The article went on to illustrate how Miami’s experience, like that of Dubai, of unprecedented real estate and infrastructure boom (e.g. off plan sales, 95 per cent financing) guaranteed its position as a key city in North America during an era when competition was at its height. The article closed with a reassurance that Dubai would survive its economic woes and eventually recover from them. What the article failed to note was that unlike Miami beach which was a ‘swampy strip of mangrove trees’, Dubai was a well-established regional commercial trading hub before the real estate boom of the last decade.
Dubai’s success is especially spectacular due to its dual lack of Khaliji oil and non-Khaliji Arab (read Iraqi/Syrian/Egyptian) historically well-educated bureaucracy. By the admission of many intellectuals, journalists and executives from the Gulf, Dubai’s success caused embarrassment for many of its neighbours.
Some would go even further and say that would-be revolutionaries from Tunisia to Syria found the socio-economic achievements of a less than 200-year-old city especially vexing.
After 2008, there were existential whispers of what the post real estate Dubai model would look like. Would it attempt to attract Arab entrepreneurs through incentives, infrastructure, access to capital and lifestyle? Would it attempt to develop its manufacturing base, i.e, Dubal and Ducab? Would it develop new strategic service sectors , i.e., oil services? Meanwhile, Dubai was focused on making debt payments and restructuring its various entities. Then came the Arab Spring.
The Arab Spring has been good for Dubai. While most of the region underwent shockwaves of various forms and measures, Dubai became a safe haven of choice for everyone from wealthy Arabs to financial institutions — even those Saudi tourists who were more accustomed to vacationing in Egypt, Lebanon, Syria and Bahrain found themselves here.
This played a significant role in boosting its economy and ridding the global markets of their hesitance to refinance Dubai’s mostly short tenured debt. The effect this had on reorienting Dubai’s strategic outlook cannot be underestimated. To illustrate, consider the following:
1. The hospitality sector grew 15 per cent in 2011, the fastest pace since 2007.
2. The Majid Al Futtaim (MAF) group reported an 18 per cent increase in profits in 2011.
3. Airport traffic rose 14 per cent in the first half of 2012 to a record 27.9 million.
4. The value of property transactions in Dubai jumped 21 per cent to Dh63 billion in the first half of 2012.
5. Emaar reported a 45 per cent increase in second quarter of 2012.
6. The yield on Dubai’s 10-year bond is down to 4.4 per cent from 5.9 per cent at the beginning of the year.
The two flagship projects that Dubai has thrown its weight behind are the World Expo 2020 bid and the recently announced Mohammad Bin Rashid City (MBR City), a massive project that when finished will be 30 per cent bigger than Hyde Park. It is expected to take well over a decade to complete in its entirety.

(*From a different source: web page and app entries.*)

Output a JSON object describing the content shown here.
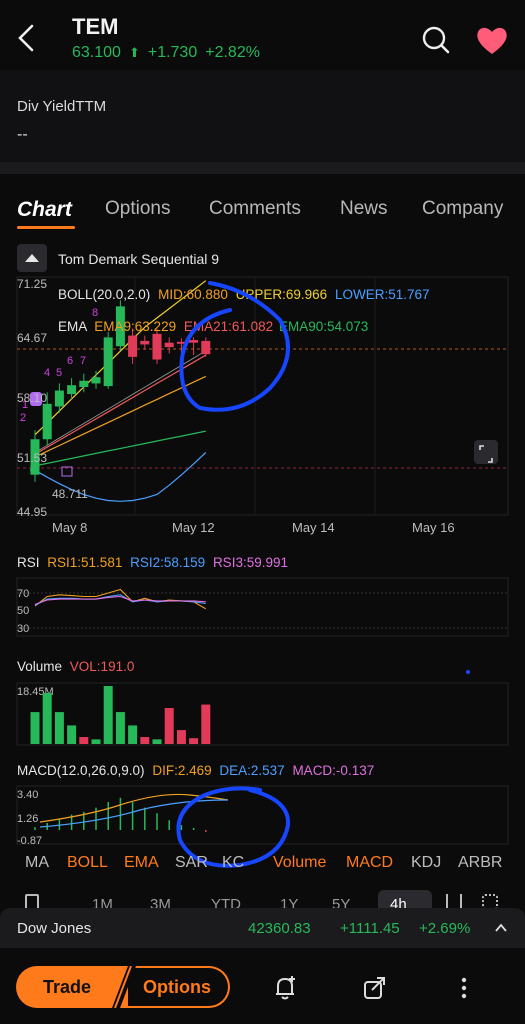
{
  "header": {
    "ticker": "TEM",
    "price": "63.100",
    "change": "+1.730",
    "change_pct": "+2.82%"
  },
  "stats": {
    "div_yield_label": "Div YieldTTM",
    "div_yield_value": "--"
  },
  "tabs": [
    "Chart",
    "Options",
    "Comments",
    "News",
    "Company"
  ],
  "indicator_name": "Tom Demark Sequential 9",
  "boll": {
    "label": "BOLL(20.0,2.0)",
    "mid": "MID:60.880",
    "upper": "UPPER:69.966",
    "lower": "LOWER:51.767"
  },
  "ema": {
    "label": "EMA",
    "ema9": "EMA9:63.229",
    "ema21": "EMA21:61.082",
    "ema90": "EMA90:54.073"
  },
  "rsi": {
    "label": "RSI",
    "rsi1": "RSI1:51.581",
    "rsi2": "RSI2:58.159",
    "rsi3": "RSI3:59.991"
  },
  "volume": {
    "label": "Volume",
    "vol": "VOL:191.0",
    "max_tick": "18.45M"
  },
  "macd": {
    "label": "MACD(12.0,26.0,9.0)",
    "dif": "DIF:2.469",
    "dea": "DEA:2.537",
    "macd": "MACD:-0.137"
  },
  "chart_data": {
    "type": "candlestick",
    "price_axis": [
      "71.25",
      "64.67",
      "58.10",
      "51.53",
      "44.95"
    ],
    "low_marker": "48.711",
    "date_labels": [
      "May 8",
      "May 12",
      "May 14",
      "May 16"
    ],
    "rsi_ticks": [
      "70",
      "50",
      "30"
    ],
    "macd_ticks": [
      "3.40",
      "1.26",
      "-0.87"
    ],
    "candles": [
      {
        "o": 49.5,
        "c": 53.5,
        "h": 54.5,
        "l": 48.7,
        "up": true
      },
      {
        "o": 53.5,
        "c": 57.5,
        "h": 58.8,
        "l": 52.8,
        "up": true
      },
      {
        "o": 57.2,
        "c": 59.0,
        "h": 59.8,
        "l": 56.5,
        "up": true
      },
      {
        "o": 58.6,
        "c": 59.6,
        "h": 60.4,
        "l": 58.0,
        "up": true
      },
      {
        "o": 59.4,
        "c": 60.1,
        "h": 60.9,
        "l": 58.8,
        "up": true
      },
      {
        "o": 59.8,
        "c": 60.5,
        "h": 61.2,
        "l": 59.2,
        "up": true
      },
      {
        "o": 59.5,
        "c": 65.0,
        "h": 65.6,
        "l": 59.2,
        "up": true
      },
      {
        "o": 64.0,
        "c": 68.5,
        "h": 69.2,
        "l": 63.5,
        "up": true
      },
      {
        "o": 65.2,
        "c": 62.8,
        "h": 66.0,
        "l": 62.0,
        "up": false
      },
      {
        "o": 64.6,
        "c": 64.2,
        "h": 65.2,
        "l": 63.6,
        "up": false
      },
      {
        "o": 65.4,
        "c": 62.5,
        "h": 66.0,
        "l": 62.0,
        "up": false
      },
      {
        "o": 64.4,
        "c": 63.9,
        "h": 65.0,
        "l": 63.2,
        "up": false
      },
      {
        "o": 64.5,
        "c": 64.3,
        "h": 64.9,
        "l": 62.0,
        "up": false
      },
      {
        "o": 64.7,
        "c": 64.4,
        "h": 65.0,
        "l": 63.0,
        "up": false
      },
      {
        "o": 64.6,
        "c": 63.1,
        "h": 65.0,
        "l": 62.8,
        "up": false
      }
    ],
    "volume_bars": [
      {
        "v": 0.55,
        "up": true
      },
      {
        "v": 0.88,
        "up": true
      },
      {
        "v": 0.55,
        "up": true
      },
      {
        "v": 0.32,
        "up": true
      },
      {
        "v": 0.12,
        "up": false
      },
      {
        "v": 0.08,
        "up": true
      },
      {
        "v": 1.0,
        "up": true
      },
      {
        "v": 0.55,
        "up": true
      },
      {
        "v": 0.32,
        "up": true
      },
      {
        "v": 0.12,
        "up": false
      },
      {
        "v": 0.08,
        "up": true
      },
      {
        "v": 0.62,
        "up": false
      },
      {
        "v": 0.24,
        "up": false
      },
      {
        "v": 0.1,
        "up": false
      },
      {
        "v": 0.68,
        "up": false
      }
    ],
    "macd_hist": [
      0.2,
      0.5,
      0.8,
      1.1,
      1.3,
      1.6,
      2.0,
      2.3,
      2.0,
      1.6,
      1.2,
      0.7,
      0.35,
      0.15,
      -0.14
    ]
  },
  "indicator_tabs": [
    "MA",
    "BOLL",
    "EMA",
    "SAR",
    "KC",
    "Volume",
    "MACD",
    "KDJ",
    "ARBR"
  ],
  "indicator_tabs_on": [
    "BOLL",
    "EMA",
    "Volume",
    "MACD"
  ],
  "ranges": [
    "1M",
    "3M",
    "YTD",
    "1Y",
    "5Y",
    "4h"
  ],
  "dow": {
    "name": "Dow Jones",
    "price": "42360.83",
    "change": "+1111.45",
    "pct": "+2.69%"
  },
  "bottom": {
    "trade": "Trade",
    "options": "Options"
  },
  "colors": {
    "up": "#27b85a",
    "down": "#e23b5a",
    "accent": "#ff7a1a",
    "annotation": "#1646ff"
  }
}
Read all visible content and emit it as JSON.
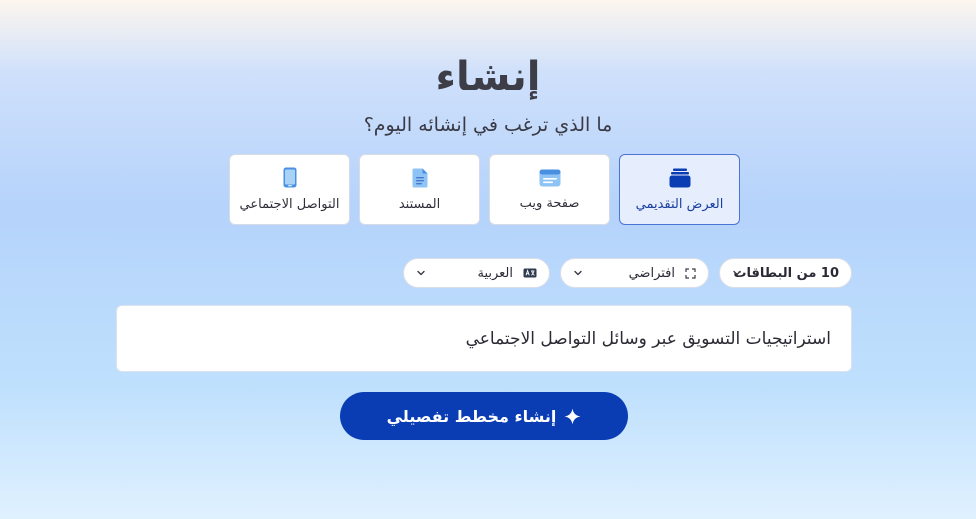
{
  "header": {
    "title": "إنشاء",
    "subtitle": "ما الذي ترغب في إنشائه اليوم؟"
  },
  "types": [
    {
      "label": "العرض التقديمي",
      "icon": "presentation-stack-icon",
      "selected": true
    },
    {
      "label": "صفحة ويب",
      "icon": "webpage-icon",
      "selected": false
    },
    {
      "label": "المستند",
      "icon": "document-icon",
      "selected": false
    },
    {
      "label": "التواصل الاجتماعي",
      "icon": "phone-icon",
      "selected": false
    }
  ],
  "options": {
    "cards": {
      "value": "10 من البطاقات",
      "icon": "chevron-down-icon"
    },
    "theme": {
      "value": "افتراضي",
      "icon": "aspect-ratio-icon"
    },
    "language": {
      "value": "العربية",
      "icon": "translate-icon"
    }
  },
  "prompt": {
    "value": "استراتيجيات التسويق عبر وسائل التواصل الاجتماعي"
  },
  "generate": {
    "label": "إنشاء مخطط تفصيلي",
    "icon": "sparkle-icon"
  },
  "colors": {
    "accent": "#0a3db3",
    "selected_card_bg": "#e6eefe",
    "selected_card_border": "#4c74d6",
    "card_icon_light": "#8ec3f5"
  }
}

Seasoned followers of Dubai’s real estate developments will appreciate that MBR City represents an incorporation of several previous projects into one, led by the partnership of Emaar and Dubai Holding. If there were questions four years ago about how the city would change after the crisis then those questions have been answered very clearly. Dubai will continue to do what it does best: Real estate and hospitality — with a lot more coordination and partnership of its various arms then before.
Now that ‘Dubai is back’ as some like to say, the effect on both, the Gulf Cooperation Council status quo and the, at least theoretically, nascent democratic Arab states will be even more multiplied than during past booms.

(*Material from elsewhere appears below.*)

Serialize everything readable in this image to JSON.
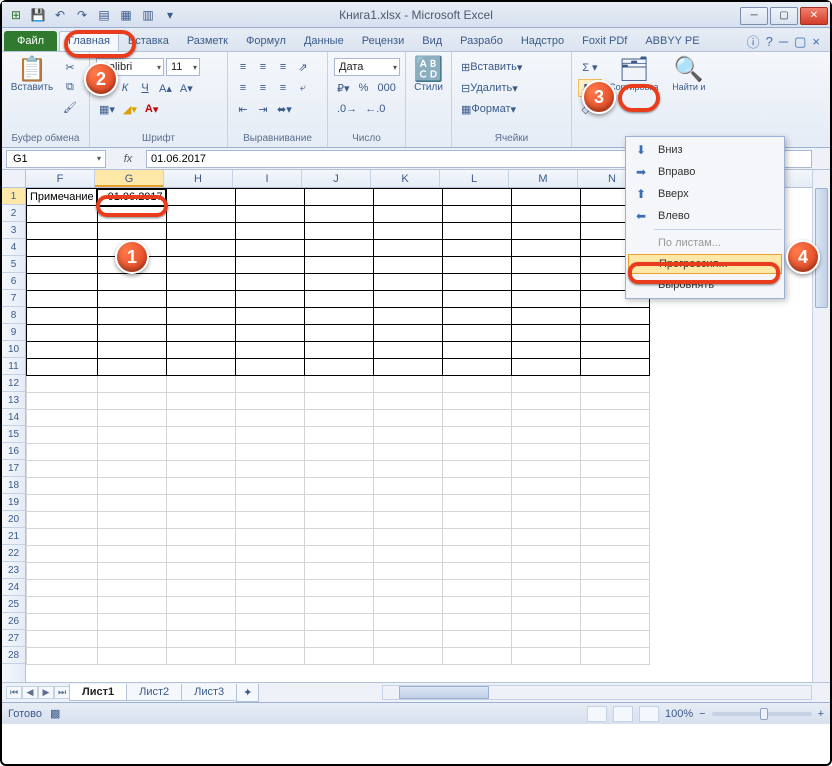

Emotions are high, expectations are higher and time is ever in short supply.
The Arab Spring dynamic got used to relegating Dubai to a quiet safe haven for funds and people. How its resurgence as the loud proactive Dubai Inc of pre-2008 will affect the regional revolutionary and counter-revolutionary sentiment remains to be seen. One thing is clear though: whatever affects Dubai 3.0, as others like to call it, won’t be partisan, but dual.
Socio-economic conditions of most revolutionary states will be compared by its restless electorate with those of Dubai and will likely add another jab into opposition playbooks. In the case of the Gulf, political gridlocks, security vacuums and generational transitions of rule will amplify the comparisons to Dubai.

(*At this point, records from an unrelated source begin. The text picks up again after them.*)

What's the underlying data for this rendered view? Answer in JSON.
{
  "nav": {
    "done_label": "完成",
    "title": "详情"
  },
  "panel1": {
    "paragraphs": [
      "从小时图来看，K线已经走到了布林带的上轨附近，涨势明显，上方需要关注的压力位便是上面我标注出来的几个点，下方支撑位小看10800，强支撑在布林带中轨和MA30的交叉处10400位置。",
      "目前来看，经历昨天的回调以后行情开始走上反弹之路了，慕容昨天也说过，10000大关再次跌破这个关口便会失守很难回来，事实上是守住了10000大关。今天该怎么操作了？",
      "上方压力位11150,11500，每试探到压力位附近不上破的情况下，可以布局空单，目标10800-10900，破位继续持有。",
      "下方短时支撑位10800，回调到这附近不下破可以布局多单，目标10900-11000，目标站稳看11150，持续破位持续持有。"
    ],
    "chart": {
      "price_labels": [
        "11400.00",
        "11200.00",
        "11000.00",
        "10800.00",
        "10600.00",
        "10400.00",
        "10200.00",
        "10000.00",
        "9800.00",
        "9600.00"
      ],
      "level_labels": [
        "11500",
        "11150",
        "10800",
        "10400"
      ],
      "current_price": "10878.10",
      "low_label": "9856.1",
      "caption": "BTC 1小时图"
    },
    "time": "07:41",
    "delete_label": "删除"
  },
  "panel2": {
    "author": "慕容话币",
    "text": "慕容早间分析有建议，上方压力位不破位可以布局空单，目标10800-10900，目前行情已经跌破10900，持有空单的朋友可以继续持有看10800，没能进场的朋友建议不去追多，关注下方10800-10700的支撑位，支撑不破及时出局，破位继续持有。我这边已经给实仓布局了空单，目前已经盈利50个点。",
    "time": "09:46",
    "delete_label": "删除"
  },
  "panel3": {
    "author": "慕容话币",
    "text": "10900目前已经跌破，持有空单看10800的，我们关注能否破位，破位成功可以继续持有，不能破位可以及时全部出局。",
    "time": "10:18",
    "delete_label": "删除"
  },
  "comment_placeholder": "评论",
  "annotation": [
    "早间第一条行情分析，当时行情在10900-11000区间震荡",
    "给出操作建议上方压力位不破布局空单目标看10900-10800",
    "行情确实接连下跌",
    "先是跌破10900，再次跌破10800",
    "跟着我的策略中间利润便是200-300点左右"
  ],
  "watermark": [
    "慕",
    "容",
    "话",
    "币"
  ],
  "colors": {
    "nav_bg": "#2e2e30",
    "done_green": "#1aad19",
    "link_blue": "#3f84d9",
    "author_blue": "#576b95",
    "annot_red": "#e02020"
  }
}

Mishaal Al Gergawi is an Emirati current affairs commentator. You can follow him on Twitter at www.twitter.com/algergawi